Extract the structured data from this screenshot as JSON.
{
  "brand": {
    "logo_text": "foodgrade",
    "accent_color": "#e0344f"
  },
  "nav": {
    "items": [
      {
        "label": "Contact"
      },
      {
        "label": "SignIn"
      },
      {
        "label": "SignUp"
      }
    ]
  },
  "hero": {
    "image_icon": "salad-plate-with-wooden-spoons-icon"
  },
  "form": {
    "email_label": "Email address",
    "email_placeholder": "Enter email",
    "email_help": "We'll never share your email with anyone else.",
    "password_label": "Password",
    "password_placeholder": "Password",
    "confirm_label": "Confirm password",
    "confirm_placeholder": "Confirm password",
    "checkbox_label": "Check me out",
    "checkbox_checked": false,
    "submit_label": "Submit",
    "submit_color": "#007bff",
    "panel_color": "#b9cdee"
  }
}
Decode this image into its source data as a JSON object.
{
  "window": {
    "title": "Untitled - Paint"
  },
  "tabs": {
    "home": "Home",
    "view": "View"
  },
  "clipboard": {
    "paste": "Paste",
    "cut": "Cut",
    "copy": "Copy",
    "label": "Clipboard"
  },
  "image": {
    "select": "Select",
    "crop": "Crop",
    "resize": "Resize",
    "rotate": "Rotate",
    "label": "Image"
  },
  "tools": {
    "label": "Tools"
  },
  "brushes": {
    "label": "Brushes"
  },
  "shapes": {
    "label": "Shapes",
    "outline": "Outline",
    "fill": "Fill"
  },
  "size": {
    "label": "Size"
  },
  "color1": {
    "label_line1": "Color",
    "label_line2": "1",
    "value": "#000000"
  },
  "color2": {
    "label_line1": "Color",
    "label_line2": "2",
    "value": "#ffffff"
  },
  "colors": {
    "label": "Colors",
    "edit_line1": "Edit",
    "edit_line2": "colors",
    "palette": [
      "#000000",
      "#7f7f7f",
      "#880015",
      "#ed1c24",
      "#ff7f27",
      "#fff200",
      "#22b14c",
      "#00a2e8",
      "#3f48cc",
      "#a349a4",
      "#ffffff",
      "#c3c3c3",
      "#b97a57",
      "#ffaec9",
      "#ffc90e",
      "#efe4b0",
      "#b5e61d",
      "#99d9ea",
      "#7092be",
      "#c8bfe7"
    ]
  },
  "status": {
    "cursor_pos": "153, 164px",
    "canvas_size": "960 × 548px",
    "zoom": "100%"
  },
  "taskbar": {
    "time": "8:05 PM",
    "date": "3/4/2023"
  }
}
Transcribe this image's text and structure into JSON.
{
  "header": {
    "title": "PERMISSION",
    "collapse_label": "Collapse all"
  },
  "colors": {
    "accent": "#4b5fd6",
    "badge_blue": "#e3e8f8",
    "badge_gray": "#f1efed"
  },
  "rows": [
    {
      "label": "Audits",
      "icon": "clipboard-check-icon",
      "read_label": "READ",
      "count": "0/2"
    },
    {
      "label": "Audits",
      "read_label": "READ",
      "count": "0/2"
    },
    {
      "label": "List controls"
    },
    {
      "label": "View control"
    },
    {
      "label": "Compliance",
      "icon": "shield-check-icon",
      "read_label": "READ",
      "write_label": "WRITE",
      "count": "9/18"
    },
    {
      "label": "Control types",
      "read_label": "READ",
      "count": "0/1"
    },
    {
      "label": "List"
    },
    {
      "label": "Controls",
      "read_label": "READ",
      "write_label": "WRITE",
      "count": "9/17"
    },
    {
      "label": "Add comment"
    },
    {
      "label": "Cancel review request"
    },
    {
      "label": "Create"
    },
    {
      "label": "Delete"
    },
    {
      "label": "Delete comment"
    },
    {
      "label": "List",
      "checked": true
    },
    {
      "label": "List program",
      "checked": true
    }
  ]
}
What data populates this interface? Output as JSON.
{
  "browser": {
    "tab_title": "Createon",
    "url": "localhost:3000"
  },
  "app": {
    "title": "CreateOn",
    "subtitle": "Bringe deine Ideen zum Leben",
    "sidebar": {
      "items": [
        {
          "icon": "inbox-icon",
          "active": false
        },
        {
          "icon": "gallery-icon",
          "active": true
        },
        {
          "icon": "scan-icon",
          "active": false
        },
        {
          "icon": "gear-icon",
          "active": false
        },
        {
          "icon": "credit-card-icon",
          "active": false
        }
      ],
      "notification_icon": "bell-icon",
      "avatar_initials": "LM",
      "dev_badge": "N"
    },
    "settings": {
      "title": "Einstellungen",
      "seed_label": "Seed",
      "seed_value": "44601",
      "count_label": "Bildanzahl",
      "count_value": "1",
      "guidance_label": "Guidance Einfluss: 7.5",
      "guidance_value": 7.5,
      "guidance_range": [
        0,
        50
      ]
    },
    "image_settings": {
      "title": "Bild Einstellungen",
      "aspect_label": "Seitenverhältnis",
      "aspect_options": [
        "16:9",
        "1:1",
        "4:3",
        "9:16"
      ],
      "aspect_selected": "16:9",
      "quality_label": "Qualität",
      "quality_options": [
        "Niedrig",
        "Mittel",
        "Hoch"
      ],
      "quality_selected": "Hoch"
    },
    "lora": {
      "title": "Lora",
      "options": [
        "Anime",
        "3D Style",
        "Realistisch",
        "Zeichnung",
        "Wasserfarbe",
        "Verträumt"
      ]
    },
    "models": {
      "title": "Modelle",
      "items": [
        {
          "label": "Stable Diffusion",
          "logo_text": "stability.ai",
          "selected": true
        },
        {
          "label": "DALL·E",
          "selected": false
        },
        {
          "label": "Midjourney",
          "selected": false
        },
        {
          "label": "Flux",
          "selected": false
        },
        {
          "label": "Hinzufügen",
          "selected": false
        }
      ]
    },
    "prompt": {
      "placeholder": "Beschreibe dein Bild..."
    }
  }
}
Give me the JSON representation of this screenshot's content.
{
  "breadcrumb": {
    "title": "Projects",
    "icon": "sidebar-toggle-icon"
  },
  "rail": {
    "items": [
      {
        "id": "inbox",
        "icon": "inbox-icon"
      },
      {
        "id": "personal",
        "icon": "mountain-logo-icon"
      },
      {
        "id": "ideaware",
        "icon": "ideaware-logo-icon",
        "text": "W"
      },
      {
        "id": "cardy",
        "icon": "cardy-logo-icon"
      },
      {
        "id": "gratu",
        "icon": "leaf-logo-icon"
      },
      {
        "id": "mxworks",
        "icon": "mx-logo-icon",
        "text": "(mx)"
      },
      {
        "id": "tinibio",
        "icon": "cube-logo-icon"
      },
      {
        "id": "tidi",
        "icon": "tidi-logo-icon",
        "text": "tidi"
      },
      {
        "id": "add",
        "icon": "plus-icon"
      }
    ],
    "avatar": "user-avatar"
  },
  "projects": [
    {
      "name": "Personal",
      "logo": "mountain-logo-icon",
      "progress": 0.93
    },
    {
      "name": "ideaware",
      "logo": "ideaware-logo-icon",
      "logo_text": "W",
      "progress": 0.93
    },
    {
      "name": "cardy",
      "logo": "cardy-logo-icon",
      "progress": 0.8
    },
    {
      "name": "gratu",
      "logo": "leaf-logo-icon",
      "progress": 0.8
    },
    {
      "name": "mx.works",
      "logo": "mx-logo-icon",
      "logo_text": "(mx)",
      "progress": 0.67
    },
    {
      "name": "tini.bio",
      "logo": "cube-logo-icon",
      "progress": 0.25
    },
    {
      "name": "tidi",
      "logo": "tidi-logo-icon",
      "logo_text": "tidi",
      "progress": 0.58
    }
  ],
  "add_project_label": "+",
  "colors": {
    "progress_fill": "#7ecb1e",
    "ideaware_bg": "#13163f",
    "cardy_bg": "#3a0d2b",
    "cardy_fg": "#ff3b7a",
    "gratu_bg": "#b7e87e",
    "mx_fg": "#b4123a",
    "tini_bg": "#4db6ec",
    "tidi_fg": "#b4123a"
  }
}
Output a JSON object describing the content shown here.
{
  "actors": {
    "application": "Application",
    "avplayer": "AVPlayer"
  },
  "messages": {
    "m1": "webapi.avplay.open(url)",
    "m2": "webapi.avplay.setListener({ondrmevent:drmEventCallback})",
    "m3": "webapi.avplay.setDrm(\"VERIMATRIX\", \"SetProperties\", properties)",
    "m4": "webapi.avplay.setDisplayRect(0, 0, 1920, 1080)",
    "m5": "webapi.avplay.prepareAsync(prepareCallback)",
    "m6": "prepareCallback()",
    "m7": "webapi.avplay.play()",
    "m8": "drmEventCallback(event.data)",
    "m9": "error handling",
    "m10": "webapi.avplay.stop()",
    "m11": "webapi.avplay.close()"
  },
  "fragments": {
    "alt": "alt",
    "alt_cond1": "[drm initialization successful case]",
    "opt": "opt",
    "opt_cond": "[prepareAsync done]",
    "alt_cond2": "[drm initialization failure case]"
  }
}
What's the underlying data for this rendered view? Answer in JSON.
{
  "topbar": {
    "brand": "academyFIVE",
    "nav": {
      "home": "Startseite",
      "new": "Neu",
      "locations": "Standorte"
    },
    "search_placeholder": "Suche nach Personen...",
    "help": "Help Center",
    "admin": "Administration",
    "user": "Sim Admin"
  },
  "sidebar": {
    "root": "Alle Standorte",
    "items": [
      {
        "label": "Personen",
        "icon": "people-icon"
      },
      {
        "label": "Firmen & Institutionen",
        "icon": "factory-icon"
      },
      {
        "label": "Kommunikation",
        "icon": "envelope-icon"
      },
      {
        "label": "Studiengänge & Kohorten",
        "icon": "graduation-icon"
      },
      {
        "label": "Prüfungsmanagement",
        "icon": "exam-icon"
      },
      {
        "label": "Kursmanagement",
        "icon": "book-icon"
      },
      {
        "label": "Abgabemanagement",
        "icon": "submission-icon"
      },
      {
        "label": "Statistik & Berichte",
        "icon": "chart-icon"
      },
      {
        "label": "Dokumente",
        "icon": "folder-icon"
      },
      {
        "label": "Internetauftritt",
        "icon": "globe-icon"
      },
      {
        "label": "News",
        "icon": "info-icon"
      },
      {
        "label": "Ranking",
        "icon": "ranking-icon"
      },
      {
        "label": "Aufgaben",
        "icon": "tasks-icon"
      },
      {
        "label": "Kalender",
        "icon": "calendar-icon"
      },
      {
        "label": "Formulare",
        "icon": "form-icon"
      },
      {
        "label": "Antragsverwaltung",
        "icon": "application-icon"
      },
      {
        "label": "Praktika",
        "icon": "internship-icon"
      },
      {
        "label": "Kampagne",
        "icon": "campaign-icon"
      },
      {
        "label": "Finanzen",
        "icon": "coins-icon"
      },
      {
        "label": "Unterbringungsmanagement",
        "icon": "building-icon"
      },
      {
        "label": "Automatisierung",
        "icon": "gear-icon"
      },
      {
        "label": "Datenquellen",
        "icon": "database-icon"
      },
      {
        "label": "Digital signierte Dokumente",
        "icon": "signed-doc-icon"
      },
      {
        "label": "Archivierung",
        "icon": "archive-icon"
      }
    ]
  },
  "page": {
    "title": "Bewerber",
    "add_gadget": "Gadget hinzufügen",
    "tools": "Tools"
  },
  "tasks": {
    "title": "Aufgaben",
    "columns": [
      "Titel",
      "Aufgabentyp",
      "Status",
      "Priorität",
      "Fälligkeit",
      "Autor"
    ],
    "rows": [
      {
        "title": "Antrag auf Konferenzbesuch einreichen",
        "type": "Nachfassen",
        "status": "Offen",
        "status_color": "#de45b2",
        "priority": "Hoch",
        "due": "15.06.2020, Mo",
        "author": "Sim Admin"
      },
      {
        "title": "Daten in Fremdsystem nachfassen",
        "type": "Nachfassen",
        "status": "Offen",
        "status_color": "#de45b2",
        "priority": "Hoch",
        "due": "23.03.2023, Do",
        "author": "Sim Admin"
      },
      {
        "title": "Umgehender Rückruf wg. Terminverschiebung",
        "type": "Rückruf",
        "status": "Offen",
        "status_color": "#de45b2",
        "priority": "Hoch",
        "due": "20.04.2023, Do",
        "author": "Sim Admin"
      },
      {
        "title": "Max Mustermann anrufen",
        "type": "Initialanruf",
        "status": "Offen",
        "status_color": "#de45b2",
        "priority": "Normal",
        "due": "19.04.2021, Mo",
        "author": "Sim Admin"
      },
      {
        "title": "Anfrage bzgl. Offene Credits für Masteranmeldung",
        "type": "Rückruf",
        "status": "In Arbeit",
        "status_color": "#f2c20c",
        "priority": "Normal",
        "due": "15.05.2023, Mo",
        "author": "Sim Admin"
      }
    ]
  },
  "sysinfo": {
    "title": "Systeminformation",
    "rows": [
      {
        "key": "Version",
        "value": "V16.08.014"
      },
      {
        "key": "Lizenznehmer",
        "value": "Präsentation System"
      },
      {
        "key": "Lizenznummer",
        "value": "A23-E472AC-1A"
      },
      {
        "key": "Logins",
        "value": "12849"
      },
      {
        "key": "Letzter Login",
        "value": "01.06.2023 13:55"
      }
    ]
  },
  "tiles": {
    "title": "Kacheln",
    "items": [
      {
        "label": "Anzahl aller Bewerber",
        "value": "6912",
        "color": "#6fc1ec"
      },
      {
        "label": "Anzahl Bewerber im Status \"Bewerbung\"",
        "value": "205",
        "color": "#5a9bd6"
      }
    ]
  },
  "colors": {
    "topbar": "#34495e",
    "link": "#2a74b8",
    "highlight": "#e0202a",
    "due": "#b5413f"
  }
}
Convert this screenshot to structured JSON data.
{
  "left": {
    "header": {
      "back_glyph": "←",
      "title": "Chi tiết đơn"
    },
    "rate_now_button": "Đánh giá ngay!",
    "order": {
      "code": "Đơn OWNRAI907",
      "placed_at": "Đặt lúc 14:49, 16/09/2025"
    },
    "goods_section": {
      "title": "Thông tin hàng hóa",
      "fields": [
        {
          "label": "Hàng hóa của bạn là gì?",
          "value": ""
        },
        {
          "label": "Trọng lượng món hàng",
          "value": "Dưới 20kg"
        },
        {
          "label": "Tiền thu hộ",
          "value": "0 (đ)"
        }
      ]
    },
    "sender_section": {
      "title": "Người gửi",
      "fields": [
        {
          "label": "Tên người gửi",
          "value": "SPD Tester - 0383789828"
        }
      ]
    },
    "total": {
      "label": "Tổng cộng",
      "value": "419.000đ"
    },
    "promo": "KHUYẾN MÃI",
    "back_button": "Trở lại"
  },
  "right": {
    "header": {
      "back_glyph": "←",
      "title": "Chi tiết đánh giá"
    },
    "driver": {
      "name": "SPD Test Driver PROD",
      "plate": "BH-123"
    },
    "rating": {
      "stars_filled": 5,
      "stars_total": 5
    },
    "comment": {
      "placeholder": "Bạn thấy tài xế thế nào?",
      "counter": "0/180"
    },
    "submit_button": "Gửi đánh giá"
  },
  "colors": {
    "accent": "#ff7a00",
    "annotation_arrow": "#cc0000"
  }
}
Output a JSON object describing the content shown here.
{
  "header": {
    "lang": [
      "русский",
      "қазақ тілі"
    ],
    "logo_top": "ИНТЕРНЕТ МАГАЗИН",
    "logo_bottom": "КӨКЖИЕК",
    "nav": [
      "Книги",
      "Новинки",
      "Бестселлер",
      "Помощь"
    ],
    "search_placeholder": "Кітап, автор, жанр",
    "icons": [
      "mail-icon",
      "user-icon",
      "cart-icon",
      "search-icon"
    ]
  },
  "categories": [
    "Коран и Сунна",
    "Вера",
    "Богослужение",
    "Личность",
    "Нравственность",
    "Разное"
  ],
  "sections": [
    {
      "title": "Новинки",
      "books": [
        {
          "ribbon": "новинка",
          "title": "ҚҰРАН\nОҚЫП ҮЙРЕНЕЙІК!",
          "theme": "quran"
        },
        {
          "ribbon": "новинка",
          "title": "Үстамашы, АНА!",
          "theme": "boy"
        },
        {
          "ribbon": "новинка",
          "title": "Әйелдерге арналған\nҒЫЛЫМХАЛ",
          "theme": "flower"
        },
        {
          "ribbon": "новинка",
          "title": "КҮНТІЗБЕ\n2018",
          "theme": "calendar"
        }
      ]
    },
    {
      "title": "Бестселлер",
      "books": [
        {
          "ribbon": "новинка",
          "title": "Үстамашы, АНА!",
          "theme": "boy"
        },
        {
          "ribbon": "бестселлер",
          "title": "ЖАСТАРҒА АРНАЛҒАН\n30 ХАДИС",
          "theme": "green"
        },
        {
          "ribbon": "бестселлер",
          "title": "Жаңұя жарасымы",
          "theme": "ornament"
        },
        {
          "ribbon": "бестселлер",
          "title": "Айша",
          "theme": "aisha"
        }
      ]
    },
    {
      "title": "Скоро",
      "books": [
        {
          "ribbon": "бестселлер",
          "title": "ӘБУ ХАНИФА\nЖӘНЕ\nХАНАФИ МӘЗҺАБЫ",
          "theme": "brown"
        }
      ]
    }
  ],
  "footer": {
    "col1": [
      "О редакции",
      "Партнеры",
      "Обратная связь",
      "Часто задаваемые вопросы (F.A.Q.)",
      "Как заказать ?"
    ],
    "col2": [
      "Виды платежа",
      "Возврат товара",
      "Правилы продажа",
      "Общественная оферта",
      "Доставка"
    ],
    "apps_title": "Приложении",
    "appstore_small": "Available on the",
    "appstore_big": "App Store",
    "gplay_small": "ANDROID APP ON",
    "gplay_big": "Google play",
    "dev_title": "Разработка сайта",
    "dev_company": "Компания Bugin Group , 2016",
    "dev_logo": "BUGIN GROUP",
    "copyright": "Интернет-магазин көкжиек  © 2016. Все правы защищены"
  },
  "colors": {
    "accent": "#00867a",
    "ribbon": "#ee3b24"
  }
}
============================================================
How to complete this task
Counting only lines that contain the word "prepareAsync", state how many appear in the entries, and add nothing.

Solved exercise
2